Wilmington products included ships, railroad cars, gunpowder, shoes, tents, uniforms, blankets and other war-related goods. The City entered from the war with a greatly diversified economy. By 1868, Wilmington was producing more iron ships than the rest of the country combined and it rated first in the production of gunpowder and second in carriages and leather.
The post-war prosperity allowed the construction of many elaborate new homes and businesses, which induced residential development to the west of the existing City, creating the beginning of "suburban development."
In 1864, the first horsecar line was initiated, assisting development of residential areas outside the City boundaries. The first "suburban" area to be developed was centered around today's Delaware Avenue. Wealthy industrialists and businessmen built ornate mansions on this street making it the city's most fashionable address.
The late nineteenth century saw the development of a comprehensive park system, "Godfathered" by William Bancroft, a successful Wilmington businessman with a concern for the preservation of open parkland in Wilmington who was influenced by the work of Frederick Law Olmsted. Rockford Park and Brandywine Park owe their creation to his generous donation of land and efforts.
Between the Civil War and World War 1, more new industries developed and the greatest increases in population occurred. In 1860 there were 21,250 people living in the City. By 1920 that number had risen to 110,168.
Both World Wars stimulated the City's industries. Industries vital to the war effort - shipyards, steel foundries, machinery and chemical producers - operated on a 24-hour basis. Other industries produced such goods as automobiles, leather products and clothing.
While many corporations sought the benefits of Delaware's liberal tax structure and located themselves in or near Wilmington, firmly establishing the City as a "Corporate Capital" even after the decline of large-scale manufacturing in Wilmington, the burgeoning number of automobiles and roadways in the 1950s made living in the suburbs and commuting into the City to work possible and contributed to significant population losses in Wilmington.
Projects such as urban renewal in the 1960s and 70s, which cleared many blocks of housing, and the construction of 1-95 which cut a swath through several of Wilmington's most stable neighborhoods, also left their mark on the City.
Numerous banks and financial institutions relocated to the area after the Financial Center Development Act of 1981 substantially liberalized the laws governing banks operating within the state. In 1986, the state adopted legislation targeted at attracting international finance and insurance companies.
More recently, the "Back to the Cities' movement has provided Wilmington with renewed vigor; multiple redevelopment projects have proved that the City is on the upswing again.
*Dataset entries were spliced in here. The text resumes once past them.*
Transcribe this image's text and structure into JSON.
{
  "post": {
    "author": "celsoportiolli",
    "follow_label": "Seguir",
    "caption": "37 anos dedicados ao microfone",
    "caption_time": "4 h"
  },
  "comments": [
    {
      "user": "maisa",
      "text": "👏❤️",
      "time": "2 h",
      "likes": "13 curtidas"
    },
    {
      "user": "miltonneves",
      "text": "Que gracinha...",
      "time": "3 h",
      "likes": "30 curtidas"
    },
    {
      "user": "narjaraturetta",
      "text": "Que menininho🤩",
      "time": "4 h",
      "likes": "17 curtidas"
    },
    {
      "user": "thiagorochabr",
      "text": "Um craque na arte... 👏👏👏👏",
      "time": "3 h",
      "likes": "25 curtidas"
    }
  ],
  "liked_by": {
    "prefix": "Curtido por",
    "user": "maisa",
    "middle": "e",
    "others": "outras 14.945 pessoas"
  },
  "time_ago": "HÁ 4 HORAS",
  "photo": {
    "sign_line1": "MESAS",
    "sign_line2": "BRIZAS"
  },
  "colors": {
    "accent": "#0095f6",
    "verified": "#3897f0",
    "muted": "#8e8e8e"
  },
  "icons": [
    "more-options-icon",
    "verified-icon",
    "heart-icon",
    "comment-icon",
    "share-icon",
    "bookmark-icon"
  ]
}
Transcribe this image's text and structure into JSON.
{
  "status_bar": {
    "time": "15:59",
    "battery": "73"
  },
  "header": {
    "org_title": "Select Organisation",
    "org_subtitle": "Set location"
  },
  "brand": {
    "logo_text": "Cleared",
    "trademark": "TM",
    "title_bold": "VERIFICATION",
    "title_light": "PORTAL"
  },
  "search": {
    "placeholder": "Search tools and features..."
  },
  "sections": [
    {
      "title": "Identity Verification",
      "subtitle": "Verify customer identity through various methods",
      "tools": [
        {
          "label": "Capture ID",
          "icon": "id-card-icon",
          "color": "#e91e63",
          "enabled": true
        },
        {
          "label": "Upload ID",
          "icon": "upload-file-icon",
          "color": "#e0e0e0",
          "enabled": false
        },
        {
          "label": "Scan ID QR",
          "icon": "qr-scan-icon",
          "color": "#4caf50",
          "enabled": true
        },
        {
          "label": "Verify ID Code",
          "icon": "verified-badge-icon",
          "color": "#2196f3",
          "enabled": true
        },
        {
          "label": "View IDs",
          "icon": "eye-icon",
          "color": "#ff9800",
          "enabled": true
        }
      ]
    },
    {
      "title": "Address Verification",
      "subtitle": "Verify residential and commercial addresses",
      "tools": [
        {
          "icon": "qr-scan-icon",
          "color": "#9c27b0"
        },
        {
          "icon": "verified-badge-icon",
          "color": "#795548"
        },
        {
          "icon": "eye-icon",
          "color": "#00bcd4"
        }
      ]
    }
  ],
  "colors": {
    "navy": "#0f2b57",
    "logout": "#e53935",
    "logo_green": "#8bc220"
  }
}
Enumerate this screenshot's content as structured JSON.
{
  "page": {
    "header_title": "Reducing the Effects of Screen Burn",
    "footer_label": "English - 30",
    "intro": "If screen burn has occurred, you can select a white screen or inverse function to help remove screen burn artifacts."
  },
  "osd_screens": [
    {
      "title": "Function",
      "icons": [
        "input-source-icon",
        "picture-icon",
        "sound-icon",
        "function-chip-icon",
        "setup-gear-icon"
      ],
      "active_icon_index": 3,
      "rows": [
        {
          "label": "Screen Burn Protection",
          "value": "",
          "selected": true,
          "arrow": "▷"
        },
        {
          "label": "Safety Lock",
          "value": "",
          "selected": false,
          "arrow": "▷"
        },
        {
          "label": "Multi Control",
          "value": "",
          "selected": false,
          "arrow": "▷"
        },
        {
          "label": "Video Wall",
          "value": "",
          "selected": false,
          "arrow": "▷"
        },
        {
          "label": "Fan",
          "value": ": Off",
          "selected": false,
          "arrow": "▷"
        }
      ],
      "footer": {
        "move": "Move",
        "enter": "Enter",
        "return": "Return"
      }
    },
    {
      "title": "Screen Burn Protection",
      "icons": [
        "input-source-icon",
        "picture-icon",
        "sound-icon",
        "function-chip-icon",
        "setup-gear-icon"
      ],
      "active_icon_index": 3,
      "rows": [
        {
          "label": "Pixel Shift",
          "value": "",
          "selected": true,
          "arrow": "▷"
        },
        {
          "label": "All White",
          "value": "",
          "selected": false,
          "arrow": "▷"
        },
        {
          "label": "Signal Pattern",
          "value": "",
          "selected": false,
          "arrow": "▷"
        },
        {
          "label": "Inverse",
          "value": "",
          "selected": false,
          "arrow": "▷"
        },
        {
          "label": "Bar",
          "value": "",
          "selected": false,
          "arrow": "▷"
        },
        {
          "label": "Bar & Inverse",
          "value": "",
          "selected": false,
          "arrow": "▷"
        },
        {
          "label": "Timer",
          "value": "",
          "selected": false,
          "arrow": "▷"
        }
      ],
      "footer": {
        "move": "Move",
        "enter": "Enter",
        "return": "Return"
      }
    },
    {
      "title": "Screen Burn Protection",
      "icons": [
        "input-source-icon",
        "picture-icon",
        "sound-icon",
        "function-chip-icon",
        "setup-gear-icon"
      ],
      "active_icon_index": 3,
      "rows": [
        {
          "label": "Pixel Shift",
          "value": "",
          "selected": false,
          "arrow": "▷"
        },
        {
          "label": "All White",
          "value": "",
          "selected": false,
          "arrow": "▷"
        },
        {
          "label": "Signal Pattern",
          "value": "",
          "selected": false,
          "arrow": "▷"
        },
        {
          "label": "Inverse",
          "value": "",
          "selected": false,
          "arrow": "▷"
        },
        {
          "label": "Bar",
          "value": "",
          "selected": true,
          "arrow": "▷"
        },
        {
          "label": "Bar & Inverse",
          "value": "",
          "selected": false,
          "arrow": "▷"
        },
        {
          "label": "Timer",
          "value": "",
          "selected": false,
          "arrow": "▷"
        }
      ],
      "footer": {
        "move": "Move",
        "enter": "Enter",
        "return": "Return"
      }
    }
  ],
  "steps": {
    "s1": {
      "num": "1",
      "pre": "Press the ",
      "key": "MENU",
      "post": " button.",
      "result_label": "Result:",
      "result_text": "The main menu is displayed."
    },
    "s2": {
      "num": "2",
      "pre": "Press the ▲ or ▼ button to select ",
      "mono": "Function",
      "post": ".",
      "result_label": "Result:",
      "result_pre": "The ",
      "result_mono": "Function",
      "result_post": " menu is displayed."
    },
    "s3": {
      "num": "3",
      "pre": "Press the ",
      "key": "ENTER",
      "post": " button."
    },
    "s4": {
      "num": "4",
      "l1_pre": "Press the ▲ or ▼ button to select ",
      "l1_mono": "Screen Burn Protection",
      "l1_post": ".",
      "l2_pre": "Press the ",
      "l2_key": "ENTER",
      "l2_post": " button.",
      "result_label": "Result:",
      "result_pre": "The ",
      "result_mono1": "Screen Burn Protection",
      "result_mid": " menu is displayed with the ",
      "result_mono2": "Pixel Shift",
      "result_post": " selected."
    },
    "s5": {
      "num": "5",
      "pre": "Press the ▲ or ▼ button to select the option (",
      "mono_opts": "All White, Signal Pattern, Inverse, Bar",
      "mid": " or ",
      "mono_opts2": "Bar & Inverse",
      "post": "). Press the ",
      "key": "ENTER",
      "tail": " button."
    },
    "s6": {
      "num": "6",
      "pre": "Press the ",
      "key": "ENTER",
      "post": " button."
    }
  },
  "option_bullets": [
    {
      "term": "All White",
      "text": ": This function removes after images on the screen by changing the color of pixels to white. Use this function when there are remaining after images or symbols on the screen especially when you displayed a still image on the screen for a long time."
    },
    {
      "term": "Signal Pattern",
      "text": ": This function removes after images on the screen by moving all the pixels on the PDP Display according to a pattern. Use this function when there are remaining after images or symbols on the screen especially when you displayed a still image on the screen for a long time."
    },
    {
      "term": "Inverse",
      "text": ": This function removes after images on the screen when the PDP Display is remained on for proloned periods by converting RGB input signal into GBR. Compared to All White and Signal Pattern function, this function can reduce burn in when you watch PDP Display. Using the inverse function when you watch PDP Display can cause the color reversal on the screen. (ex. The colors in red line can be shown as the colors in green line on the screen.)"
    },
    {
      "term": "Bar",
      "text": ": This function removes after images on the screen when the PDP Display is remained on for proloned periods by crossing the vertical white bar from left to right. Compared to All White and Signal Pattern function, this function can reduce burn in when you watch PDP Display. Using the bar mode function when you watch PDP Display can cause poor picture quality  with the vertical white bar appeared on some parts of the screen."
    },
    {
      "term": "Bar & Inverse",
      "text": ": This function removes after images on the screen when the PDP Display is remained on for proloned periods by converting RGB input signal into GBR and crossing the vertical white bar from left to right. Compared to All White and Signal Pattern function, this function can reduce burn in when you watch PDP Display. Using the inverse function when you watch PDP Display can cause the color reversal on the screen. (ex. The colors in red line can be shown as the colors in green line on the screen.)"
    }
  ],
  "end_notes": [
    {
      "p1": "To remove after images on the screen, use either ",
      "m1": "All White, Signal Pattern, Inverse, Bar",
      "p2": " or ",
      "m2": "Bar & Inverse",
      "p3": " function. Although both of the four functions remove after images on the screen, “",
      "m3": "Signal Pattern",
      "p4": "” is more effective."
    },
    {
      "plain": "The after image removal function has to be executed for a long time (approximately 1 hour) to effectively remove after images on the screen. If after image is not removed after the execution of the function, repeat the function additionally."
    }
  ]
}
As an historically conservative city, Wilmington generally adopted architectural "high styles" about a decade after the style was introduced.
Nonetheless, the city has a fine collection of extant buildings, displaying popular styles from the Revolution through late 20th century. Federal, Queen Anne, American Four Square are found in quantity; examples of Second Empire, Richardson Romanesque, Italian Villa, Greek Revival, Georgian, Art Deco and International Style punctuate the urban landscape.
The vernacular row house makes up many of the stable neighborhoods, augmented by stylistic detailing from the high styles of its period of construction. Today, the City uses overlay zoning in the form of 10 City Historic Districts to regulate and protect our architectural heritage.
The city is also home to the Furness Railroad District around the train station. The Wilmington Train Station, the B&O Water Street Station and the Pennsylvania Building (both occupied by ING DIRECT) were all designed by renowned architect Frank Furness. They are the only remaining campus of his buildings in the entire country.